Nepali cuisine is one of the healthiest in Asia because it is based on the complex integration of Ayurvedic medicine. Vegetables, herbs and spices are used according to the season and their benefit to the body. The root of our meals is a balanced combination of vegetables, pulses, grains and seeds.
It is a cuisine of geo-diversity too. For a country that only extends 885km from west to east and around 200km from north to south, Nepal has a unique geographical structure. Three regions, parallel to each other, define Nepal: the arid Himalayan high mountains, the middle hills – rich in green valleys, rivers and lakes – and the tropical grasslands of the Terai.
In the high Himalayas, 3,000m and above, small farming communities still grow crops and raise livestock using the inherited knowledge of their ancestors, who learned to deal with the weather and altitude. In the temperate climate of the high hills we grow cabbages, root vegetables and greens, while the sub-tropical middle hills have the climate for citrus fruit, peaches, apples, tomatoes and aubergines. Further south in the tropical Terai you will find mangoes, papayas, bananas, passion fruit, avocados, sugar cane and endless rice paddies.

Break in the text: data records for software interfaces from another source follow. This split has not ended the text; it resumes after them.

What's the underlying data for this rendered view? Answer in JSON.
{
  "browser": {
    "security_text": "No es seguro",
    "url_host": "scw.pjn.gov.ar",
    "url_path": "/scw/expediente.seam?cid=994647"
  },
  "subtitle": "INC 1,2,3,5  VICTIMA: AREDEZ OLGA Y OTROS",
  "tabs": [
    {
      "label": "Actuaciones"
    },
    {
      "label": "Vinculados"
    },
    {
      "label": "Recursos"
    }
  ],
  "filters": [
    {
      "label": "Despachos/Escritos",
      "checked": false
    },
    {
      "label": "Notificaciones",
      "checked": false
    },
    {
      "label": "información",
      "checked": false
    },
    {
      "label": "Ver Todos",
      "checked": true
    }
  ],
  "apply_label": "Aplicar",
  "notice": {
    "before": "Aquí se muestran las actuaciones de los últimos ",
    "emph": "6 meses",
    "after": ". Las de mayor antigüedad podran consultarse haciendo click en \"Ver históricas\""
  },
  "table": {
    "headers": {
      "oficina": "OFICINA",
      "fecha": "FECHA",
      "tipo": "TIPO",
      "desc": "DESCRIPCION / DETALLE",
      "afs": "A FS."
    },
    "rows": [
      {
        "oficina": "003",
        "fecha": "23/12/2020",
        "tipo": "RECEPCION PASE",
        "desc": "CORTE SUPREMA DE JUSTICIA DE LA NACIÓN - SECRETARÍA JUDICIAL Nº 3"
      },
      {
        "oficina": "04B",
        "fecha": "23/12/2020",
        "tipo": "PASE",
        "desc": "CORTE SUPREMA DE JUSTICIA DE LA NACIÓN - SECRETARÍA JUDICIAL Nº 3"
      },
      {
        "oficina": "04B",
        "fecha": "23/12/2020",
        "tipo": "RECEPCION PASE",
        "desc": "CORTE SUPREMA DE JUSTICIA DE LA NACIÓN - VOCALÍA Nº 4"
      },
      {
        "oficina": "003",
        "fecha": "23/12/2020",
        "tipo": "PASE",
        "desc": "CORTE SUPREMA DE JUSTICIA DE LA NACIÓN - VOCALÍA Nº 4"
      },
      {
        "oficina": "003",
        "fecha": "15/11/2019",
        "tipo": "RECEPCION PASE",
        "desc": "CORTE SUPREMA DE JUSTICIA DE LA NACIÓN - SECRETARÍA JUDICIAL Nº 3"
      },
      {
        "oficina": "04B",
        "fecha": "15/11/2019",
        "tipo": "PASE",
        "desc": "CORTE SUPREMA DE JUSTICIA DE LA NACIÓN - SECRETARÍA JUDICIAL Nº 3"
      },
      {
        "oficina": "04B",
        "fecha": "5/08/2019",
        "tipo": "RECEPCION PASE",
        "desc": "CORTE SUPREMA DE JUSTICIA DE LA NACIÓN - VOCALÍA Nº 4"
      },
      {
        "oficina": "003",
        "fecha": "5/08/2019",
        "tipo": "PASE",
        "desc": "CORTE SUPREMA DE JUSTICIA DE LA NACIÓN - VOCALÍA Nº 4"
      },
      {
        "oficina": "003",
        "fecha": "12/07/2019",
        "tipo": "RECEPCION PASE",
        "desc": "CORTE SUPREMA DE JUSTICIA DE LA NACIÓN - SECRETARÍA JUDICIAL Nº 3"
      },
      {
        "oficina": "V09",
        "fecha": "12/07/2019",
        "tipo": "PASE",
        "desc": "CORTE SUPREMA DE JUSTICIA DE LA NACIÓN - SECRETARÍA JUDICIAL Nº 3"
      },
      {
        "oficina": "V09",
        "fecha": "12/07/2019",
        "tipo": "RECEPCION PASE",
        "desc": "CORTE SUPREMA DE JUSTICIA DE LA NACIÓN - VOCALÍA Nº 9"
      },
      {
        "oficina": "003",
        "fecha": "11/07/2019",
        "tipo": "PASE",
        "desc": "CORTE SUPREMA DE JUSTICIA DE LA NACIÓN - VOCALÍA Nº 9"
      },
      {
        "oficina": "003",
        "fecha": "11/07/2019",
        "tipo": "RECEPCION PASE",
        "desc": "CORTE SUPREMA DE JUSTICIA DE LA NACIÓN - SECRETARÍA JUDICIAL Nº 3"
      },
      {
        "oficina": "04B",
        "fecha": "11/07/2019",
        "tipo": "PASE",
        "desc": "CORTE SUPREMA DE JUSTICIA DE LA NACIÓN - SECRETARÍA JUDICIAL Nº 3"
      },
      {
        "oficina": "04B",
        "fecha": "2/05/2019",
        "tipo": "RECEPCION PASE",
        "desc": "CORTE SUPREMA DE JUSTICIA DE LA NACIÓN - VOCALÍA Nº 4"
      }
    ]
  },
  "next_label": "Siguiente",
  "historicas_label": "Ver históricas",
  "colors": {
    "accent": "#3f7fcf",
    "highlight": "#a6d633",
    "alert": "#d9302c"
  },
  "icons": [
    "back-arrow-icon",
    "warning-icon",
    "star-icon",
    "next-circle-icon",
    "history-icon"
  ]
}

Nepali people tend to eat two main meals a day and snack in between. This is because, traditionally, the fire was only lit in the morning and at night. Snacks are a way of life in Nepal and are one of the things I miss the most from home.